Sign up NOW in order to have your receipt ready for tax time.


September 10, 2017
by admin


Fund an IRA if you do not have one look into a Self-Directed, Solo, or Check Book IRA. With these you can use the IRA money to buy any investment (see more on this on our web site). Your company can set up a retirement plan for its employees and if your children are on payroll as employees they qualify. I still like the self-directed kind but that is up to you. This letter is about your company saving tax dollars.

Hire your children I have written a post on Go-Pro’s web site you may wish to read. It has all the information you need to save your tax money when hiring your children. But just an idea of what you will find. In stead of paying your child an allowance, hire them and put them to work. Depending on their age they can file, shred, or even clean. The amount you pay them is deductible to your business. Continue Reading →

August 29, 2017
by admin

Market Place – update

Hello, if you purchased your health insurance through the Market Place. Please, please remember that you need to watch your income. If your income increases you need to up date the Market Place so that you will not have a penalty on your tax returns.

You need to included money from all jobs, interest, dividends, self employment, retirement withdrawals (IRAs included), social security and disability.

August 26, 2017
by admin

We Need a Review From You

I need your reviews. If you liked the work we did please leave us a review.
Thank you in advance!


August 18, 2017
by admin


If you had $20,000 to invest you could put it into a mutual fund. These are running around a 5% profit a year. After 7 years you could have $28,142.

You could use your $20,000 to buy tax liens paying 18% in year 7 you would have $53,991.08

You could  borrow $180,000 and use the $20,000 as a down payment on a rental property with a value of $200,000. Lets assume the rental income covers your expenses. The property goes up in value say 5% a year. After the same 7 years your would have a property worth $281,000. You would owe the bank somewhere around $179,580 and you would have equity of around $101,420.

You could  use the second option except in year two you borrow against your equity to buy another property.  Do this every two years and in four years you would have four rentals worth over $2,000,000. Your equity would be around $273,000.

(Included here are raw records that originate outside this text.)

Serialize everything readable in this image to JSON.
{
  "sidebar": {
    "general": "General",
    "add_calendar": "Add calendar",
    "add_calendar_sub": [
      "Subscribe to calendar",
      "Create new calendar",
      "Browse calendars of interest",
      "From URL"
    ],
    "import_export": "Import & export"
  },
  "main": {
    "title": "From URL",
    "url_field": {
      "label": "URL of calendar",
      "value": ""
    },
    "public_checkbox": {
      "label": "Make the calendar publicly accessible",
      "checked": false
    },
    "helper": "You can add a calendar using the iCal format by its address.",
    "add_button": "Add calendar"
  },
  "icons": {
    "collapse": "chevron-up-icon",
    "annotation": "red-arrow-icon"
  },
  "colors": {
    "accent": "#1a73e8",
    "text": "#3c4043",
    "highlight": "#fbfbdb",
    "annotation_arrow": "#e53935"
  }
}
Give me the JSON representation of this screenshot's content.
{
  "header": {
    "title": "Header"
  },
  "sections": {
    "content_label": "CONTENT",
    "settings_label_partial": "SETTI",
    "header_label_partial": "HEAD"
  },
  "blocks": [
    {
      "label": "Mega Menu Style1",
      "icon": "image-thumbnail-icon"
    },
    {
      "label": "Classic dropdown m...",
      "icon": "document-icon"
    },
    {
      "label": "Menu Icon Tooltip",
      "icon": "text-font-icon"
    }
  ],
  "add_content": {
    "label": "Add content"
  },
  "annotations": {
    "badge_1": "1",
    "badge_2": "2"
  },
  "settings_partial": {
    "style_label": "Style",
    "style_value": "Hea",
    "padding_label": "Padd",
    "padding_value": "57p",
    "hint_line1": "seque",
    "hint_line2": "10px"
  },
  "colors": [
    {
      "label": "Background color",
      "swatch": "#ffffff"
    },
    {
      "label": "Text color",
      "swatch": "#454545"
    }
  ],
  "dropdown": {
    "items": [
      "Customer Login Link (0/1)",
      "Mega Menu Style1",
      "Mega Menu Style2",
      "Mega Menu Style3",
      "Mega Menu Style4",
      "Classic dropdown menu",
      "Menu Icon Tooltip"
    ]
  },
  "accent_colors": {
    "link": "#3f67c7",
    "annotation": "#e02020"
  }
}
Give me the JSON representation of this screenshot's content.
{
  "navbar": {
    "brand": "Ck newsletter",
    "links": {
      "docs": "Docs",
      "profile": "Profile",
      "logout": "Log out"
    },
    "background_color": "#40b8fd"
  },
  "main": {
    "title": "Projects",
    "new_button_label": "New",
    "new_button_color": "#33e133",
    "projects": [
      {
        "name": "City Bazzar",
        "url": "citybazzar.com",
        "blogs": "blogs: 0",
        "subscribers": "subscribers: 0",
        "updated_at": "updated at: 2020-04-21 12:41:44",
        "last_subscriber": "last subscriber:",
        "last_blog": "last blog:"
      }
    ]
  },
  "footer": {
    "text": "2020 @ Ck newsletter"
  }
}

Once the bank knows what you are doing and that you are actually doing it you would only need 10% to buy the next properties.

Personally, I do not like using other peoples money (loans) so at this point I would work on getting these paid off. Four properties are giving you a really nice living.

To summarize:

$20,000 invested

Net Equity in 7 yrsAvg. annual return


August 17, 2017
by admin

If you need fast cash, here are some ideas:

Drive for Uber or Lyft.

Companies like Uber and Lyft offer a great opportunity to make some quick cash. You'll need a clean driving record, a fairly new car and the authorization to work wherever it is that you live. If you have all of those things, you can work when it's feasible for you, whether that's in the middle of the day during rush hour, or in the wee hours of the night on a weekend. The choice is yours.  Continue Reading →